“Would You Believe” is another well written ballad that can’t help but be a hit. The verse, chorus, the whole kit and caboodle is a crash course in how to craft a mega single. Even the shreddy solo fits so well into the wonderfully catchy, uplifting love song and this line alone “This isn’t one of those tough songs, this one’s for you and me” is worth the price of admission alone. It’s another ready made hit / movie song, and the “da dat do dahs” — well done fellas. And rounding out the album is another in the later half of the album’s modern arena rockers in “Stay”. This one should resonate well. It is sing-songy, catchy as all get out and seems real radio friendly. The song is short at 2:19, so stay focused.
As with anything, there will be lovers and haters. Seems a waste to be hating on anything, let alone something so damn tasty, regardless of your hurt feelings that Archie isn’t proclaiming his solo artist status. I guess if he was a megalomaniac and if he wanted, he could have titled this album The Return of The King (see I dropped the plural). But ultimately, who cares? The music is great. No one is, or should be (other than the elitists), up in arms about it. If I could dumb this down even a step further, The Return of The Kings, to me is like Skid Row’s Subhuman Race — easily my favorite record from the band. No slag on the first two but Subhuman Race had them covering all their musical stylings bases, equally heavy, melodic, heartfelt, balladry — again a wealth of great songwriting and musicianship, very akin to Santa Cruz’s latest.

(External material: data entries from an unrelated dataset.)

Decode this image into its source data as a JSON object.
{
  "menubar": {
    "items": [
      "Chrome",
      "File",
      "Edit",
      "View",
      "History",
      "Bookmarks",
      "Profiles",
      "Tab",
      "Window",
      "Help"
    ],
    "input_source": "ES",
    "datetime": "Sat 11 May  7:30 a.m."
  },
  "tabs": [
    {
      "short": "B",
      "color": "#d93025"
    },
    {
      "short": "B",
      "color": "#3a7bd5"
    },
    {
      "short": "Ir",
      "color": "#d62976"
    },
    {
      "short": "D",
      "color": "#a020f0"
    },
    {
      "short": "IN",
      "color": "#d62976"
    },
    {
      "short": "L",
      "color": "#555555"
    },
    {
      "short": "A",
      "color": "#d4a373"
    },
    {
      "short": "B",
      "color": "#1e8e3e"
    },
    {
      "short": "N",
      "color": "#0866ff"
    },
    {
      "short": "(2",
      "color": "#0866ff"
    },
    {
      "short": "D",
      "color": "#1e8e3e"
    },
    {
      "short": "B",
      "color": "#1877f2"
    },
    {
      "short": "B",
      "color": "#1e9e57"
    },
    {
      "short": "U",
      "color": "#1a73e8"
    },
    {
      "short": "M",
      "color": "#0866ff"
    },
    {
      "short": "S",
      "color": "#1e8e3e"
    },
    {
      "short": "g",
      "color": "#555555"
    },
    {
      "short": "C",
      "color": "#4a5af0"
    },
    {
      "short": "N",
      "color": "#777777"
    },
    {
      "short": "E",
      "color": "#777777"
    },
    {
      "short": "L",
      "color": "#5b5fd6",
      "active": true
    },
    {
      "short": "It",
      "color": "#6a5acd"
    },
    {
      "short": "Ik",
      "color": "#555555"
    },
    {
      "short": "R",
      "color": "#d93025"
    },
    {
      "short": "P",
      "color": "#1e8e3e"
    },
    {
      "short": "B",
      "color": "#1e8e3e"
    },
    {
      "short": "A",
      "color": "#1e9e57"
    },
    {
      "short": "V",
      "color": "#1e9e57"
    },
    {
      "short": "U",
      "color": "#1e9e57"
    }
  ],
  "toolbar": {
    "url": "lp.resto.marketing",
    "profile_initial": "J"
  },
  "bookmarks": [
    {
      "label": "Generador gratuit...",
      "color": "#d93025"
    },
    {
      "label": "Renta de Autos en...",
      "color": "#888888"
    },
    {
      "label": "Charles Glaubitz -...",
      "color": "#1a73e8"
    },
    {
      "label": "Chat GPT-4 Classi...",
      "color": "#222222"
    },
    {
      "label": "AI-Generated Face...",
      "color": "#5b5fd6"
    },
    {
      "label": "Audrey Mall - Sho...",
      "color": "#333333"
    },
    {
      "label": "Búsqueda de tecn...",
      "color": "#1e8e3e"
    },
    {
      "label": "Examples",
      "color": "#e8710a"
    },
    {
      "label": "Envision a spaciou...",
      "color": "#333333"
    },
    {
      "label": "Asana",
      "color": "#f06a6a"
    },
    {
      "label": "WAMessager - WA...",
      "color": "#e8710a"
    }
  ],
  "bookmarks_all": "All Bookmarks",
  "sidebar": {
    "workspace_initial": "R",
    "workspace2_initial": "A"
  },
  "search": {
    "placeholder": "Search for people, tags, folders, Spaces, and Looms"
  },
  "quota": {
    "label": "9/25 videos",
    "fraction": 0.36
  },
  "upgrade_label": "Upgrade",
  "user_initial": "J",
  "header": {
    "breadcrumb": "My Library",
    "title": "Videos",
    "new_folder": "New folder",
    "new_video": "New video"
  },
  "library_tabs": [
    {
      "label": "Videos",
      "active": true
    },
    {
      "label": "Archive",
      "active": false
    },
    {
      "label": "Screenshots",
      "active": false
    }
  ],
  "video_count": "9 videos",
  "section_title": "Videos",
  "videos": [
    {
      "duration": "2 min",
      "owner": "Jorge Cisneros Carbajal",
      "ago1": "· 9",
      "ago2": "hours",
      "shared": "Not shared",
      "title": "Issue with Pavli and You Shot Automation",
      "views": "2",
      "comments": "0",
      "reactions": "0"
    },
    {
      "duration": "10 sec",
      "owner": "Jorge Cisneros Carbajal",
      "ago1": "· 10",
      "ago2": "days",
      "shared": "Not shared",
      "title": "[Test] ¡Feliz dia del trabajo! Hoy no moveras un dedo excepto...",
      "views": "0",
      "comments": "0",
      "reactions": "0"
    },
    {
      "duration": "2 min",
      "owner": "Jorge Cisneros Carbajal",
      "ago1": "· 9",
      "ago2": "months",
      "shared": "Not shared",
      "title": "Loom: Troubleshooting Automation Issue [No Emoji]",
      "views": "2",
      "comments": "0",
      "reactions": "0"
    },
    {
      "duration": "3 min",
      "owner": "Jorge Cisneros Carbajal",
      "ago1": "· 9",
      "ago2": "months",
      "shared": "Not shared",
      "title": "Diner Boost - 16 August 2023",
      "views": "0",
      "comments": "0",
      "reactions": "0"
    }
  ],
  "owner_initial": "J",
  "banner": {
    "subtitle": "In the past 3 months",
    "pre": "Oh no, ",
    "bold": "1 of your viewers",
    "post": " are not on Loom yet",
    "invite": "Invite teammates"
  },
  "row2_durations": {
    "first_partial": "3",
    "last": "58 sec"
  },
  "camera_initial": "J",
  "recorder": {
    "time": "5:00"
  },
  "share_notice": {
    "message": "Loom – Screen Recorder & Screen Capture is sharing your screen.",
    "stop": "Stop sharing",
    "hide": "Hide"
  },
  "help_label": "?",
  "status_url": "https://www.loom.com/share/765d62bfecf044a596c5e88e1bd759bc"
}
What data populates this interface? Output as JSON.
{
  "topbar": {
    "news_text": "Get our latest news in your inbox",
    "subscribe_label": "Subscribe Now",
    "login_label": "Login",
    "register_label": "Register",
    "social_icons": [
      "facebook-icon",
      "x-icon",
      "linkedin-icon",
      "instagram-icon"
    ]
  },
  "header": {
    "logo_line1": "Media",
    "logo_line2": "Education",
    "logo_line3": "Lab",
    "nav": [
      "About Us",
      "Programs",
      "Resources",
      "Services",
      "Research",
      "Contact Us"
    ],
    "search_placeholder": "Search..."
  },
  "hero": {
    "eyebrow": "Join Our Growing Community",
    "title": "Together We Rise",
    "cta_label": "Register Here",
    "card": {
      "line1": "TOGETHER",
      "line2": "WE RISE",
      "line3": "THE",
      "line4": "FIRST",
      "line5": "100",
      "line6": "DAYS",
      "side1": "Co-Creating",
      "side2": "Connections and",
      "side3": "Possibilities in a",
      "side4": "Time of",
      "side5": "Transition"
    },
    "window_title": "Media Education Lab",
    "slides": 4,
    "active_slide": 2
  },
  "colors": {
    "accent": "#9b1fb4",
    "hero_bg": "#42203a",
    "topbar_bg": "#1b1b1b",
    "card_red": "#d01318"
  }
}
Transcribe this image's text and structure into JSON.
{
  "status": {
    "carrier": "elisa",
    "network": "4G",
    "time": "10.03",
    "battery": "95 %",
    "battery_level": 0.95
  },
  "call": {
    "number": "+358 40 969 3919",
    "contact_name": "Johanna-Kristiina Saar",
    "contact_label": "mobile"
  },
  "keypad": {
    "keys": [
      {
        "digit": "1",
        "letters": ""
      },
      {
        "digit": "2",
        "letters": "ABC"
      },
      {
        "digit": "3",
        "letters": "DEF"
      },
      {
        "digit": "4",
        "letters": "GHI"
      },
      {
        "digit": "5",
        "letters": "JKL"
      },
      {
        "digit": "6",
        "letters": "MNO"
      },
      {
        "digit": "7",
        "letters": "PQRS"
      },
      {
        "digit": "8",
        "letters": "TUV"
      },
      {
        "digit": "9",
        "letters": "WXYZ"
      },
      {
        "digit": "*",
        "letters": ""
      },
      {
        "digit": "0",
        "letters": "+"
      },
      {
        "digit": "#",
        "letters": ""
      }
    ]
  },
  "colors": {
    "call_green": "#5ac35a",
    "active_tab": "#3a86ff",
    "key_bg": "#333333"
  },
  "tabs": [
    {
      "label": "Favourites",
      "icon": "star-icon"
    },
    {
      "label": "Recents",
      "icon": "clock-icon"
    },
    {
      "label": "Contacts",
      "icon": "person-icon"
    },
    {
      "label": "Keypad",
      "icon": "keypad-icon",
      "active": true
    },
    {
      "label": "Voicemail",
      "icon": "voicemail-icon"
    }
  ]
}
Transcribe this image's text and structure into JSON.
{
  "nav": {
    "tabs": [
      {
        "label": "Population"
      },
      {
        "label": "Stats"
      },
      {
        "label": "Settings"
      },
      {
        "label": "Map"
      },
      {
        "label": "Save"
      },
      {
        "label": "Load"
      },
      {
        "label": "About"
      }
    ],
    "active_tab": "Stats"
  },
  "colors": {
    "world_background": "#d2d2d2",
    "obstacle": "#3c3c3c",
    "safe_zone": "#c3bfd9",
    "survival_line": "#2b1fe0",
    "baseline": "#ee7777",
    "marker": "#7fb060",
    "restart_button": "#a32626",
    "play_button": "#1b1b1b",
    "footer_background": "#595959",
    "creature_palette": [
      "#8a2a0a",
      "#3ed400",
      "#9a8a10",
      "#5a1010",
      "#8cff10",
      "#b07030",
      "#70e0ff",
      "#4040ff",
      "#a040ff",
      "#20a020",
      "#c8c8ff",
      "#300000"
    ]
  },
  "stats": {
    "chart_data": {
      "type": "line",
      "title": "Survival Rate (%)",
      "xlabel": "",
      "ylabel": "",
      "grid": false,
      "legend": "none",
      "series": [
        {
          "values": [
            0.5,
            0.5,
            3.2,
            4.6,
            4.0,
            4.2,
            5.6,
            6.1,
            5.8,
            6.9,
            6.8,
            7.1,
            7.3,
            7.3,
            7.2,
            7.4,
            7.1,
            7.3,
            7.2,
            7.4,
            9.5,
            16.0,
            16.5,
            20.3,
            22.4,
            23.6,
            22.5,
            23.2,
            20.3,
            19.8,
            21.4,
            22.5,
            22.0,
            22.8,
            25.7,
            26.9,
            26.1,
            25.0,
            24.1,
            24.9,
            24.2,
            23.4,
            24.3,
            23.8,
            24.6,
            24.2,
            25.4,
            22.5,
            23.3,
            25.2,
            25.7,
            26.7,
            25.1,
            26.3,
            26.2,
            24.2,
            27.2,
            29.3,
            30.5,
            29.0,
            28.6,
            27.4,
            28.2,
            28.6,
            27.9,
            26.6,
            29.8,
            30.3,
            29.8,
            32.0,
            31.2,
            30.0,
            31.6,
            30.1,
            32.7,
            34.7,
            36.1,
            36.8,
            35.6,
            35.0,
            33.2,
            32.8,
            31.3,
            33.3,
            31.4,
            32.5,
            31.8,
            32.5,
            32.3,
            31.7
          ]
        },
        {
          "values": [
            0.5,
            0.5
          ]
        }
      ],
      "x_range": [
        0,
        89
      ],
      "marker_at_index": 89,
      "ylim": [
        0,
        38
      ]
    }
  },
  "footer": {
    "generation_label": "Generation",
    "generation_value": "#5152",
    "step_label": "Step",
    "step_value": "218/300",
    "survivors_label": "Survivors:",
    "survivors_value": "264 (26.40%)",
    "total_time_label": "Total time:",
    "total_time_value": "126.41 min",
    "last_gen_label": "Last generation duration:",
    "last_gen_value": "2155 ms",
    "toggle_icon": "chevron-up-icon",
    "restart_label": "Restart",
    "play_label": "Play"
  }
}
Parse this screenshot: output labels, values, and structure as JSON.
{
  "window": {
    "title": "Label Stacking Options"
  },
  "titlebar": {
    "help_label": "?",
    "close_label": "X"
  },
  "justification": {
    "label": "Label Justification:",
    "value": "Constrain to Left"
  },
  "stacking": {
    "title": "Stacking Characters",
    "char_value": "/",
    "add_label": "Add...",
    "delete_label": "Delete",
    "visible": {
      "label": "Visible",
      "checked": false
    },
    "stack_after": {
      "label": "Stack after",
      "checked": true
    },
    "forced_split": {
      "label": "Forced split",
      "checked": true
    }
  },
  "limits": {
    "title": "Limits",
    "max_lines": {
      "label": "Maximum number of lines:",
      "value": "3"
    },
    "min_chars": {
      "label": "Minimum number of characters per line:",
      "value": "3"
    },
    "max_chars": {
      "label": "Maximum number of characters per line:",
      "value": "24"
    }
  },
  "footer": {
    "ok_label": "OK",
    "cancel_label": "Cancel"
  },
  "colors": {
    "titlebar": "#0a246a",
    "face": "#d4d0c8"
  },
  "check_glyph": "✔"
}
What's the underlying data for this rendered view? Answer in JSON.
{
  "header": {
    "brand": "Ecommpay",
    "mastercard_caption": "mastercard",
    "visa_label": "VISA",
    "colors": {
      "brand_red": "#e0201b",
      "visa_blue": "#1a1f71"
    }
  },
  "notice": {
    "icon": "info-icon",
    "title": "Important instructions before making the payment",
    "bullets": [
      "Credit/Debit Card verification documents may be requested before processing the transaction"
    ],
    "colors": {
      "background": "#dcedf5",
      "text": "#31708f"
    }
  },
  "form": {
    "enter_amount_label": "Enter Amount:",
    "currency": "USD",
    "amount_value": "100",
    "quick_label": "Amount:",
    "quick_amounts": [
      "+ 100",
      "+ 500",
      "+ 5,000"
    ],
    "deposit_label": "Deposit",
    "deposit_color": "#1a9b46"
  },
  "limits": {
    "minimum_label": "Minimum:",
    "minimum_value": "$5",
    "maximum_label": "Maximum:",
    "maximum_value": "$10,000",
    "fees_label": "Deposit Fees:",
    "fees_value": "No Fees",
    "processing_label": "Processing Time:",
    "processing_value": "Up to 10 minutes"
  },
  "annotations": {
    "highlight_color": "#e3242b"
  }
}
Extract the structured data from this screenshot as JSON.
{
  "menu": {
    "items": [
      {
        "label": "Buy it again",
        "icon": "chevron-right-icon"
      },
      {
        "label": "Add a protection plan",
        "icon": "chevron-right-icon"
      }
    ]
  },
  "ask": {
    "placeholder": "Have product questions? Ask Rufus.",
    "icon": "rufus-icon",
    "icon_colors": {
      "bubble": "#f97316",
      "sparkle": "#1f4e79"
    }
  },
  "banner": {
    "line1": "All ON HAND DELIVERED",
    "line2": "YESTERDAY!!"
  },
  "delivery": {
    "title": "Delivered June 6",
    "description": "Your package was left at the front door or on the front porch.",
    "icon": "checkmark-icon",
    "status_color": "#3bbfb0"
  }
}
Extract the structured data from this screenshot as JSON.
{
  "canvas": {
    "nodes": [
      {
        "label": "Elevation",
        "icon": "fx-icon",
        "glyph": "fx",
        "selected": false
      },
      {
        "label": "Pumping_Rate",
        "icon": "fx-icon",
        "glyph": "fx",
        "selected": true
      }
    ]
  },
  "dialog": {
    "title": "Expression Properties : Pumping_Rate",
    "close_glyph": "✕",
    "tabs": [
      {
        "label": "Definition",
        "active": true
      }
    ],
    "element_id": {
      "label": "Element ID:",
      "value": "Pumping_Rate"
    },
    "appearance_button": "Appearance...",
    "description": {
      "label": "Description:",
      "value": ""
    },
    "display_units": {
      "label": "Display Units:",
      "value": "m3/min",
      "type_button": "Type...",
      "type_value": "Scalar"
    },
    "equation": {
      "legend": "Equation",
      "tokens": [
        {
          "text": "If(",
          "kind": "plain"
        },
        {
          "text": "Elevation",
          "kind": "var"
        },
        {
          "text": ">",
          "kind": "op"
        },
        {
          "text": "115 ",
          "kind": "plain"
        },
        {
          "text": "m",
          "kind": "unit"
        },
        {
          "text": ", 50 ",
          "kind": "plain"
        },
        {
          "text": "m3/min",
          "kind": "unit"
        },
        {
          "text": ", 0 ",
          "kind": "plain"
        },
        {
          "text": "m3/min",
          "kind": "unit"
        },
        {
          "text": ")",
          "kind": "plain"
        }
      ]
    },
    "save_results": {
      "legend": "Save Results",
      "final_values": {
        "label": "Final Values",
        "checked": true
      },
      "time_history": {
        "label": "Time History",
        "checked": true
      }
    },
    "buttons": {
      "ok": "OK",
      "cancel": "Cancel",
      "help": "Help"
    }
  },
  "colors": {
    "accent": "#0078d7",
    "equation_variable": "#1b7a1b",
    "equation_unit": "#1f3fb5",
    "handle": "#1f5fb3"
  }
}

The Return of The Kings covers a wide swing of musical stylings as you have just read, but all are unique to Santa Cruz and all are befitting to the band’s proficiencies. It’s nice to see an artist have such a broad paint stroke with their work and for me, it’s a real pleasure to see the varied styles and more importantly, the way the band crafts the music, connecting all the influences and of equal importance, the details and proficiency in the way they present it. I know I will be listening to this one for a while as I need to wrap my head fully around all the nuances of what Archie and company have presented. Excellent stuff! Consider me now a fan.
01. Here Comes The Revolution
02. Take Me To America
03. Under The Gun
04. Disarm Me
05. Standing My Ground
06. 10 Shots
07. Another Round
09. 1000 Cigarettes
10. Would You Believe It
CD Bonus Tracks:
Archie Cruz – vocals, guitars
Jerry Jade – guitars
Tommy Bradley – bass
Randy McDemian – drums
Produced by Archie Cruz and Otto Halonen
Mastered by Svante Forsback
Reviewed by Terry Martinson for Sleaze Roxx, August 2022
Santa Cruz‘s “Here Comes The Revolution” video:
Santa Cruz‘s “Under The Gun” video: